The Club for Growth, a major player in Republican politics that enforces the conservative line on taxes and budget policy, has already said that Romney’s failure is not being conservative enough. This view is widely echoed among right-wing radio talk shows and blogs. This suggests that there will be even more pressure to nominate someone who is not merely “severely conservative,” as Romney calls himself, but someone so conservative there isn’t even a term to describe it yet.
Those that share this view, however, need to seriously ask themselves whether they think that Minnesota Rep. Michele Bachmann, Texas Gov. Rick Perry, businessman Herman Cain, former Pennsylvania Sen. Rick Santorum, or former House Speaker Newt Gingrich would be running better against Obama if one of them had won the GOP nomination. All ran well to the right of Romney and all led the race for the nomination at one point.

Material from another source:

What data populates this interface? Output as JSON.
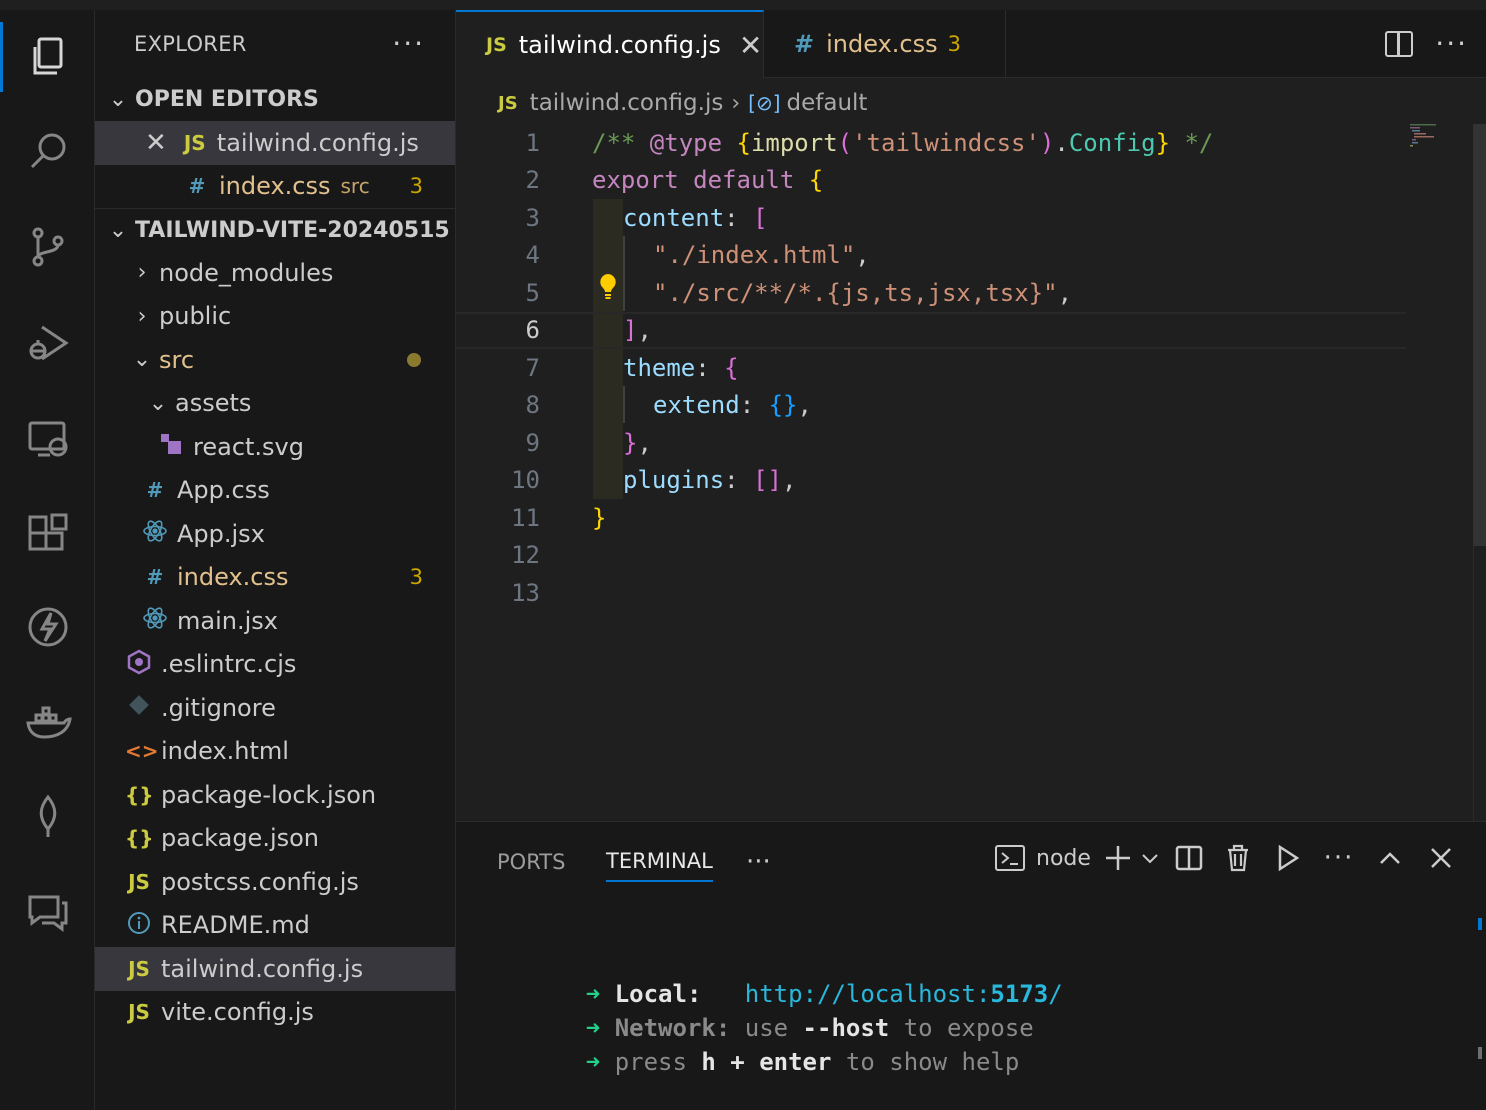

I think that is very, very doubtful that any of them would be doing better or even as well as Romney. He was clearly the most electable candidate running this year. Those Republicans who might have been more electable, such as New Jersey Gov. Chris Christie or Indiana Gov. Mitch Daniels, chose not to run because they knew they had no chance in a primary process totally dominated by the GOP’s right-wing fringe.
Some moderate Republicans, such as former George W. Bush speechwriter David Frum, think there will be a civil war in the Republican Party after the election. But similar predictions were made after John McCain lost in 2008 and it didn’t happen. New York Senator Charles Schumer, a Democrat, however, says he has heard serious grumbling among Senate Republicans about their party’s no-compromise attitude that may lead to reforms in that body.